You’re seeing these sad people everywhere these days, especially in large East-and West-Coast urban areas and on college campuses. At parties they alternate between a melancholy, far-away wistfulness and a muttering “why me?”-belligerence. They’re touchy and quick to blame others, and they seem to suffer from night sweats and vague feelings of persecution. Their symptoms worsened suddenly a few days ago when it was announced that Paul Ryan would be joining the Romney ticket as candidate for vice president.
These people are not conservatives. It’s not clear that they’re liberals, exactly, either, though in recent history they have, as it were, caucused with liberals, that is to say, with people who identify themselves as liberals (never mind how illiberal their policies and sentiments happen to be). Above all, however, they are part of the tout le monde: the people who think of themselves as being on the right side of history (corollary belief: they think history has sides and a direction). They go to the right cocktail parties. They have “advanced” (i.e., establishment) attitudes about art, culture, and morals. They are part of that group Harold Rosenberg memorably denominated “the herd of independent minds.”
Tom Wolfe exposed an extreme version of this cohort in his essay on the Black Panthers hosted by Leonard Bernstein in his elegant New York apartment. Wolfe contributed the term “radical chic” to the language to describe the Bernsteins and their wide-eyed guests. What we’re dealing with here is not quite radical (though Obama may in fact be plenty radical himself, the semi-beautiful people who support him are not), nor is it wholly chic. It is a sort of “consensus chic,” though I appreciate the aroma of contradiction the phrase communicates, since that which is genuinely chic exists self-consciously apart from the consensus of hoi polloi.
First time around, these people voted for Obama, giving themselves a little frisson of self-satisfaction when they pulled the lever and, even more, when the emitted condescension about anyone who happened to vote for John McCain — they didn’t encounter such people often, but it always gave them a little thrill of self-satisfaction when they did. It wasn’t long, however, before doubts began to accumulate. The seas didn’t subside, as promised, nor did the unemployment figures. By now, they’re thoroughly depressed. Their man has clearly let them down, and the inadvertent comedy of Joe Biden screaming that Republicans are going to “put y’all back in chains” isn’t helping. Even worse is the news that team R&R, the Romney-Ryan express, is surging among young voters.
It wasn’t supposed to turn out this way. The good “Liberals” (i.e., the illiberal liberals) who voted for Obama the first time around, the mostly white, privileged products of elite schools and progressive attitudes, were supposed to be on the winning side of all such controversies. They were the enlightened ones. Republicans, the people who voted for John McCain and — Ohmygod! — Sarah Palin, didn’t go to the right schools; didn’t ingest the proper balance of gluten free, free-range, macrobiotic, whatever; wore the wrong sorts of clothes; had funny hairdos; owned guns; and (often) were God-fearing people who took religion seriously. Such people were less objects of pity than of contempt, though when their politics were not on view they provided vast fodder for interventionist government programs aimed at transforming these unfortunates into consensus-chic, testosterone-free liberals.

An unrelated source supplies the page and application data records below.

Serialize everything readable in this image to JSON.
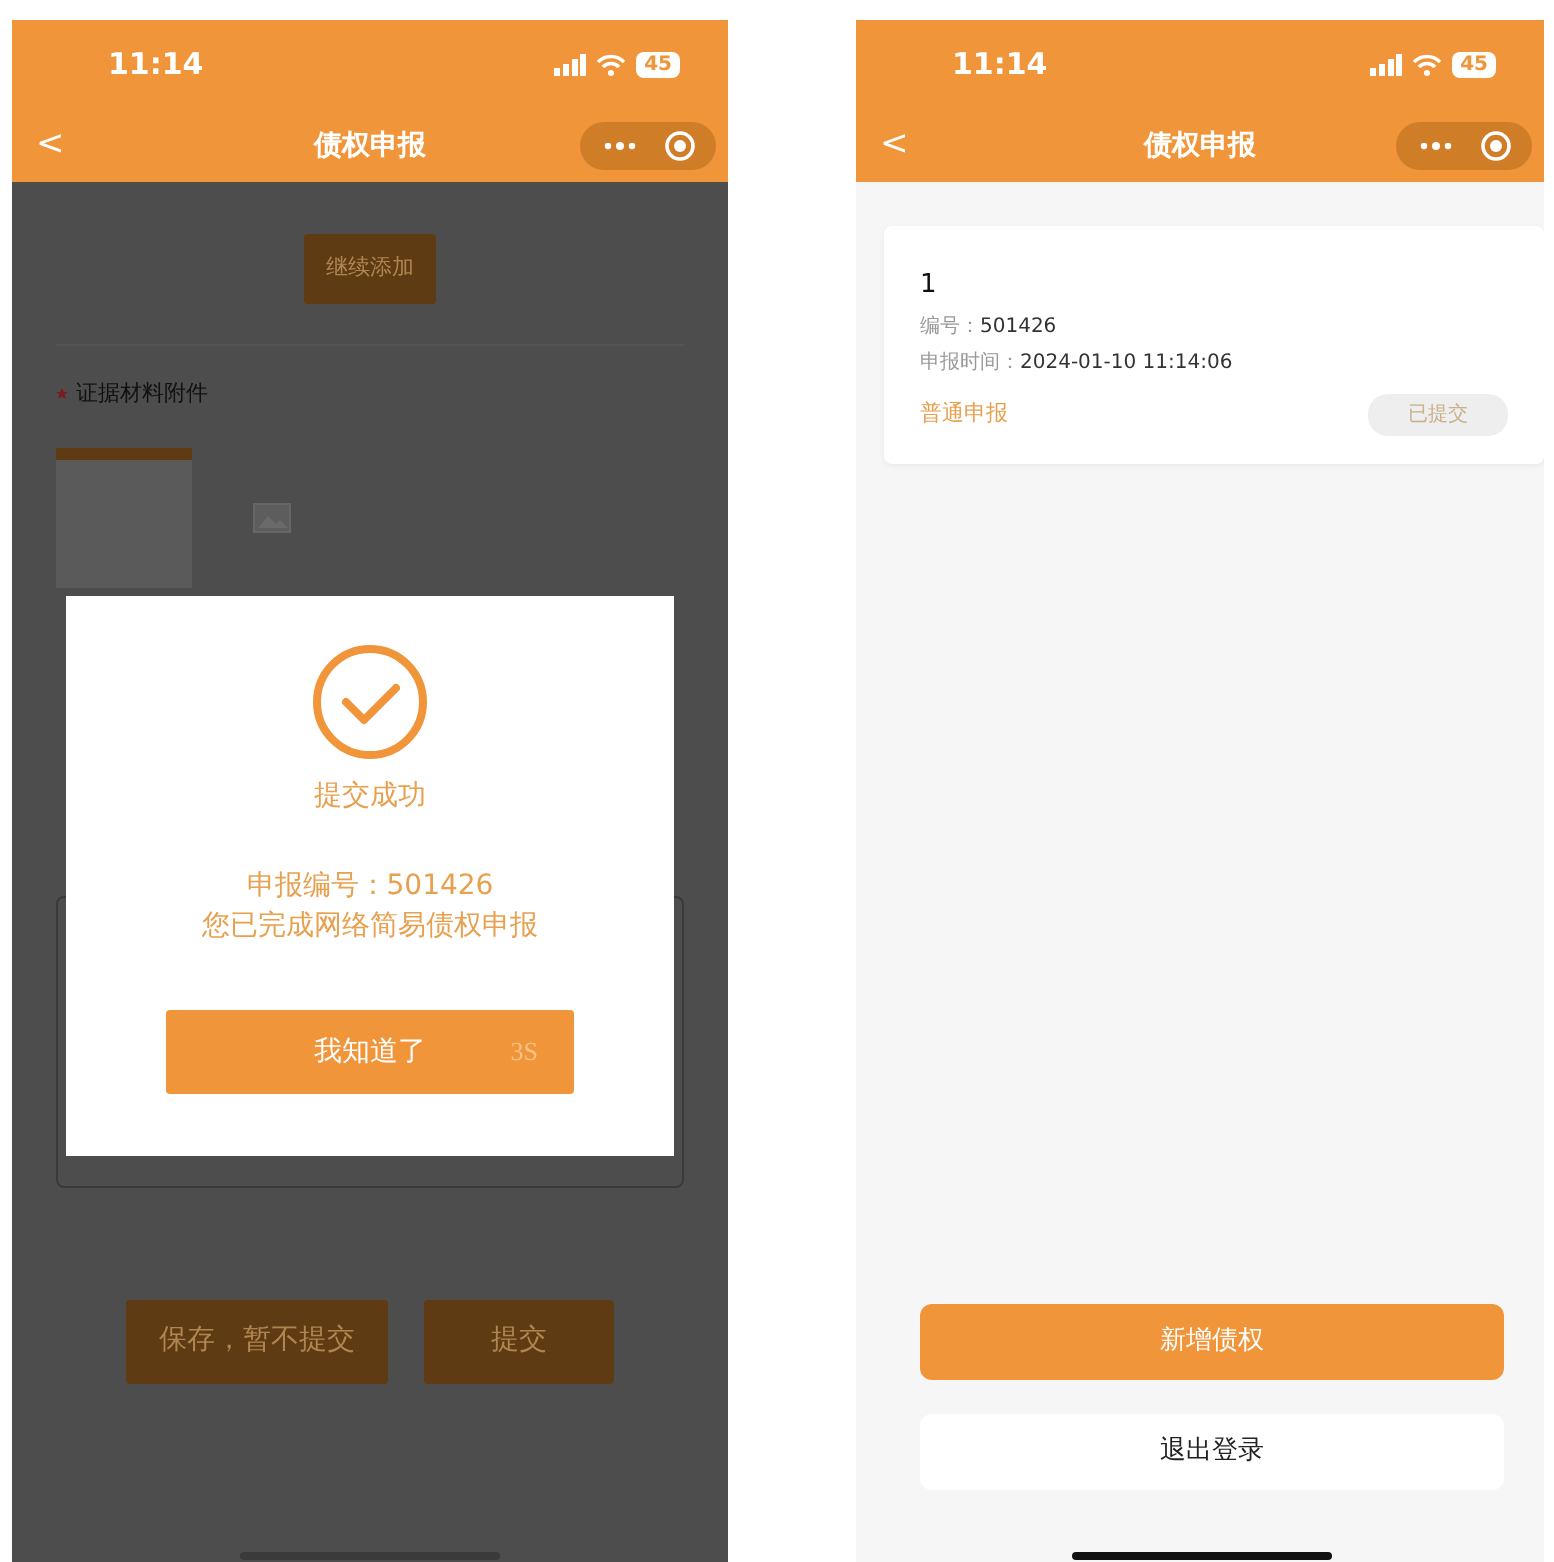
{
  "dialog_screen": {
    "status_bar": {
      "time": "11:14",
      "battery": "45"
    },
    "nav_bar": {
      "back": "<",
      "title": "债权申报"
    },
    "form": {
      "add_button": "继续添加",
      "attachments": {
        "label": "证据材料附件",
        "required": true
      },
      "buttons": [
        {
          "label": "保存，暂不提交"
        },
        {
          "label": "提交"
        }
      ]
    },
    "dialog": {
      "title": "提交成功",
      "lines": [
        "申报编号：501426",
        "您已完成网络简易债权申报"
      ],
      "button": "我知道了",
      "countdown": "3S"
    }
  },
  "list_screen": {
    "status_bar": {
      "time": "11:14",
      "battery": "45"
    },
    "nav_bar": {
      "back": "<",
      "title": "债权申报"
    },
    "claims": [
      {
        "index": "1",
        "number_label": "编号：",
        "number": "501426",
        "time_label": "申报时间：",
        "time": "2024-01-10 11:14:06",
        "type": "普通申报",
        "status": "已提交"
      }
    ],
    "buttons": [
      {
        "label": "新增债权",
        "kind": "primary"
      },
      {
        "label": "退出登录",
        "kind": "secondary"
      }
    ]
  }
}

The deep problem now is how to help the vast regiments of disillusioned liberals. As I’ve noted in this space before, momentum towards Romney is mounting. Soon, I predict, it will be all but irresistible. And then the consensus-chic liberals who had supported Obama in 2008 will be ideologically homeless. It is up to us to offer them a helping hand: a two-step program of recovery. Self-knowledge is the first step. They must have the courage to stand up before their friends and say, “I’m John Doe, and I supported Barack Obama.” Their friends, most of whom are likely to be in the same position, will applaud and tell their own war stories. About the time they blacked out at an Obama fundraiser, or the time they couldn’t remember who James Madison was. There will be solidarity in numbers.
Once that critical first step is taken, the rest will be easy. Sure, there will be bad days, days when a copy of the New York Times will be open beside them in a taxi, with an article by Paul Krugman staring them in the face, or nights when they find themselves at a party in which some acquaintances have yet to confront their addiction. It will be hard not to join in, to have just one sip of the old intoxicant. But with every day that passes, members of this new support group will gain in confidence. Soon they will be ready to take the important public step of declaring their support for the candidates who want to help America prosper and help Americans help themselves, who are not ashamed to criticize Obama’s dependency agenda as a prescription for national servitude. I’m not saying the process is painless. But the satisfactions of having stood up for oneself are great. More and more people are doing it today. Which means that even more will be doing it tomorrow.
Thumbnail and photo courtesy shutterstock / Gts